I talk sometimes about how being a high school football coach was some of the greatest leadership development training I could have asked for. One of the biggest lessons I learned was about how important it is to be both a leader and a facilitator. From the sidelines, I couldn’t possibly know what was going on at all times on the field. So I had to facilitate honest, one-on-one dialogue with each player so that I could learn what was really happening and, in turn, be able to make the best choices for the team. And I also had to cultivate an environment of enough trust where they felt comfortable telling me the truth versus what they thought I wanted to hear.
In the business world, likewise, leading and facilitating are not the same -- especially when it comes to meetings -- and not understanding the difference can kill the potential ROI of the meeting. But not everyone gets to learn this in an immersive environment like a football field, and maybe that’s why I’ve found that this leading-facilitating balance is something that even many otherwise excellent bosses overlook. Here’s how to make sure you strike a balance between the two when you host meetings or other intra-company gatherings.

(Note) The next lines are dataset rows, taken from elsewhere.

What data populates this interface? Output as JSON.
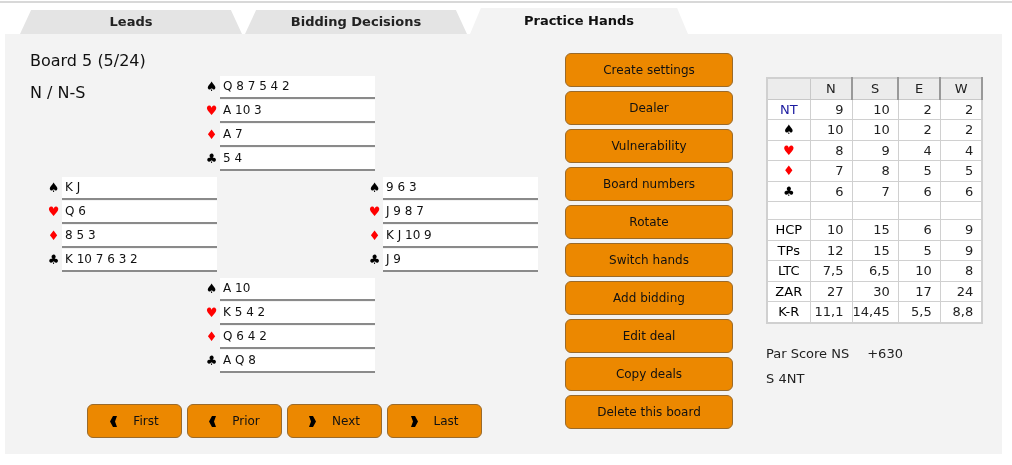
{
  "tabs": [
    {
      "label": "Leads",
      "selected": false
    },
    {
      "label": "Bidding Decisions",
      "selected": false
    },
    {
      "label": "Practice Hands",
      "selected": true
    }
  ],
  "board": {
    "title": "Board 5 (5/24)",
    "dealer_vulnerability": "N / N-S"
  },
  "hands": {
    "north": [
      {
        "suit": "♠",
        "color": "#000000",
        "cards": "Q 8 7 5 4 2"
      },
      {
        "suit": "♥",
        "color": "#ff0000",
        "cards": "A 10 3"
      },
      {
        "suit": "♦",
        "color": "#ff0000",
        "cards": "A 7"
      },
      {
        "suit": "♣",
        "color": "#000000",
        "cards": "5 4"
      }
    ],
    "west": [
      {
        "suit": "♠",
        "color": "#000000",
        "cards": "K J"
      },
      {
        "suit": "♥",
        "color": "#ff0000",
        "cards": "Q 6"
      },
      {
        "suit": "♦",
        "color": "#ff0000",
        "cards": "8 5 3"
      },
      {
        "suit": "♣",
        "color": "#000000",
        "cards": "K 10 7 6 3 2"
      }
    ],
    "east": [
      {
        "suit": "♠",
        "color": "#000000",
        "cards": "9 6 3"
      },
      {
        "suit": "♥",
        "color": "#ff0000",
        "cards": "J 9 8 7"
      },
      {
        "suit": "♦",
        "color": "#ff0000",
        "cards": "K J 10 9"
      },
      {
        "suit": "♣",
        "color": "#000000",
        "cards": "J 9"
      }
    ],
    "south": [
      {
        "suit": "♠",
        "color": "#000000",
        "cards": "A 10"
      },
      {
        "suit": "♥",
        "color": "#ff0000",
        "cards": "K 5 4 2"
      },
      {
        "suit": "♦",
        "color": "#ff0000",
        "cards": "Q 6 4 2"
      },
      {
        "suit": "♣",
        "color": "#000000",
        "cards": "A Q 8"
      }
    ]
  },
  "nav_buttons": [
    {
      "label": "First",
      "kind": "back"
    },
    {
      "label": "Prior",
      "kind": "back"
    },
    {
      "label": "Next",
      "kind": "forward"
    },
    {
      "label": "Last",
      "kind": "forward"
    }
  ],
  "action_buttons": [
    "Create settings",
    "Dealer",
    "Vulnerability",
    "Board numbers",
    "Rotate",
    "Switch hands",
    "Add bidding",
    "Edit deal",
    "Copy deals",
    "Delete this board"
  ],
  "table": {
    "columns": [
      "N",
      "S",
      "E",
      "W"
    ],
    "rows": [
      {
        "label": "NT",
        "color": "#1a1aa0",
        "values": [
          "9",
          "10",
          "2",
          "2"
        ]
      },
      {
        "label": "♠",
        "color": "#000000",
        "values": [
          "10",
          "10",
          "2",
          "2"
        ]
      },
      {
        "label": "♥",
        "color": "#ff0000",
        "values": [
          "8",
          "9",
          "4",
          "4"
        ]
      },
      {
        "label": "♦",
        "color": "#ff0000",
        "values": [
          "7",
          "8",
          "5",
          "5"
        ]
      },
      {
        "label": "♣",
        "color": "#000000",
        "values": [
          "6",
          "7",
          "6",
          "6"
        ]
      },
      {
        "kind": "blank"
      },
      {
        "label": "HCP",
        "color": "#000000",
        "values": [
          "10",
          "15",
          "6",
          "9"
        ]
      },
      {
        "label": "TPs",
        "color": "#000000",
        "values": [
          "12",
          "15",
          "5",
          "9"
        ]
      },
      {
        "label": "LTC",
        "color": "#000000",
        "values": [
          "7,5",
          "6,5",
          "10",
          "8"
        ]
      },
      {
        "label": "ZAR",
        "color": "#000000",
        "values": [
          "27",
          "30",
          "17",
          "24"
        ]
      },
      {
        "label": "K-R",
        "color": "#000000",
        "values": [
          "11,1",
          "14,45",
          "5,5",
          "8,8"
        ]
      }
    ]
  },
  "par": {
    "label": "Par Score NS",
    "score": "+630",
    "contract": "S 4NT"
  }
}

First, above all else, you have to understand the difference. Facilitating a meeting means that you're interested in the process and what's taking place between people. If you're leading, you're interested in the result -- what's going to happen because these people got together. Now, these are both important! But balancing the two means understanding what each of them means and what your role is in ensuring that each happens.
Then, you have to understand what happens when one element is lacking. When you’re too focused on facilitating rather than leading, meetings can wind up with no outcome and no action items. This is a fast-track ticket to ensuring that your team is frustrated and feels like they can’t get anything done. It’s kind of a paradox -- often when you’re trying to make the meeting as inclusive as possible, too many opinions get in the mix and things get off track. If a situation requires quick action, this can be a serious problem. Meanwhile, if your sole focus is to lead, the process can sometimes be damaging to the participants in the meeting. They get increasingly passive and unwilling to speak up, especially if they think that something they want to say might deviate from your agenda or your preferred outcome.
If either of these situations is getting in the way of hosting successful meetings for you -- a lack of outcomes, or a lack of input -- your problem likely is an imbalance between leading and facilitating.
Want to make a change? Pay close attention to process and structure, not just the subject and outcome of the meeting. As an example, one simple thing I like to do a lot if I'm going to have a brainstorming session of some kind or I need input, I always give people one or two minutes to write down on a blank piece of paper their ideas before we start talking. This ensures that diverse opinions are welcomed and heard, but in a clear and compartmentalized prelude to the meeting that ensures outcomes and decisions won’t get off track.
Also, consider the roles that a meeting requires. From timekeeping to recording minutes to tracking decisions, there are numerous concrete ways for individuals to take on specific tasks that give them meaningful contributor roles while simultaneously ensuring the meeting stays on course and produces outcomes. As a hybrid leader-facilitator, you’ll also want to rotate through these roles throughout the months or years.
Finally, sociability is also important. People work harder for people they know and like, and putting a face to a name has often unseen benefits. There's really interesting research about this in the medical world: If radiology imaging work is accompanied by a photo of the patient, the radiologist is less likely to make errors in diagnosis and treatment. It’s a small dose of humanity, and it works. The lesson for those of us who host meetings is to get to know the people in them on a person-to-person level. You’ll be better attuned to both individual needs and group dynamics and you may pick up on nuances you’d miss otherwise.
In other words: at the core of everything in your development as a leader, including how to run effective meetings, is humanity.